    It marked a major scalp for the unseeded Zhang, who previously lost to Halep in January, and was arguably the biggest win of the Chinese teenager's career at her competition debut.

    But Halep, who looked to be in cruise control early on, revealed she suffered an unexpected setback that threw her rhythm in her post-match comments, though she has now recovered.

    "I was playing well at the start," she stated. "I had a break in the second set, but then something happened. I just lost it.

    "It was just a panic attack. I didn't know how to handle it, because I don't have [them] often. I don't really know why it happened, because I was leading the match. I was playing well

    "After the match, [it] was pretty tough.  But now I'm good. I'm recovered, and I will learn from this episode. It's good that now I can smile."

    On her overall time at Roland Garros, Halep admitted she was happy to come through it unscathed, adding: "Tomorrow is a new day. 

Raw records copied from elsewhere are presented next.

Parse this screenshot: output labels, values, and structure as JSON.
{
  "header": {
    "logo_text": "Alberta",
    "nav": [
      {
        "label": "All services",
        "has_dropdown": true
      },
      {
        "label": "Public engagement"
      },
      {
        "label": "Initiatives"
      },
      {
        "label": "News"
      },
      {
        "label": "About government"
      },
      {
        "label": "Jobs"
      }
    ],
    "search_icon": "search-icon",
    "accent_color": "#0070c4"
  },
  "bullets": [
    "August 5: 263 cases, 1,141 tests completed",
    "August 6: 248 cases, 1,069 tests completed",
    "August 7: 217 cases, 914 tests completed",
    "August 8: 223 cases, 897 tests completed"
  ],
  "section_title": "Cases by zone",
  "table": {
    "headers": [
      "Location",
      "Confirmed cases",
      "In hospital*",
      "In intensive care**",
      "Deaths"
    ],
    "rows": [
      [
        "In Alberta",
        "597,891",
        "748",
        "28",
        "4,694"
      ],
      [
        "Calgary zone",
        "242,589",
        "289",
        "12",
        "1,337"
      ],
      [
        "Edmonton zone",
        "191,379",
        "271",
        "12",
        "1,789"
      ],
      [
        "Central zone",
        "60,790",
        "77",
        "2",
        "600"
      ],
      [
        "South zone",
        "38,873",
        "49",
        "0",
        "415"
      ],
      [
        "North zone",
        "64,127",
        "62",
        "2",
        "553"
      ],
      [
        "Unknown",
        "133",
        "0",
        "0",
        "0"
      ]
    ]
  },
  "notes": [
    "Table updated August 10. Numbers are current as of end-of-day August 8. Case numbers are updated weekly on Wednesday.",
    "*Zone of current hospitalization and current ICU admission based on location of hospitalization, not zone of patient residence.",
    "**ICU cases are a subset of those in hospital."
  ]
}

    "I know it's like a cliche, but it's a new day, and I'll wake up motivated to keep working. [I've] no injury, which is really good. Now I'm in a good place."

  • Pelicans star Zion Williamson cleared to return without any restrictions Pelicans star Zion Williamson cleared to return without any restrictions

    Zion Williamson has been cleared to return to play without any restrictions.

    The New Orleans Pelicans star did not play a single game this season due to a foot fracture as his team reached the playoffs through the play-in tournament, before losing 4-2 to the Phoenix Suns in the first round.

    Williamson has been troubled by fitness issues throughout his NBA career, and the former first overall pick returned to full team activities in late November, only to suffer further setbacks.

    However, the Pelicans confirmed on Thursday that the 21-year-old is finally able to return without restrictions, saying via a statement: "The New Orleans Pelicans announced today that recent imaging of Zion Williamson's right fifth metatarsal showed continued improvement.

    "Williamson has been cleared in his return to play progression without any restrictions."

    In the 2020-21 season, Williamson averaged 27.0 points and 7.2 rebounds from 61 games, and scored more than 20 in each of his last 15 games before getting injured just over a year ago.

    Williamson is eligible for a five-year, $181million max rookie extension ahead of the 2022-23 season, and he will not think twice if that offer comes from the Pelicans, recently saying: "Of course, I couldn't sign it fast enough."

© 2022 SportsMaxTV All Rights Reserved.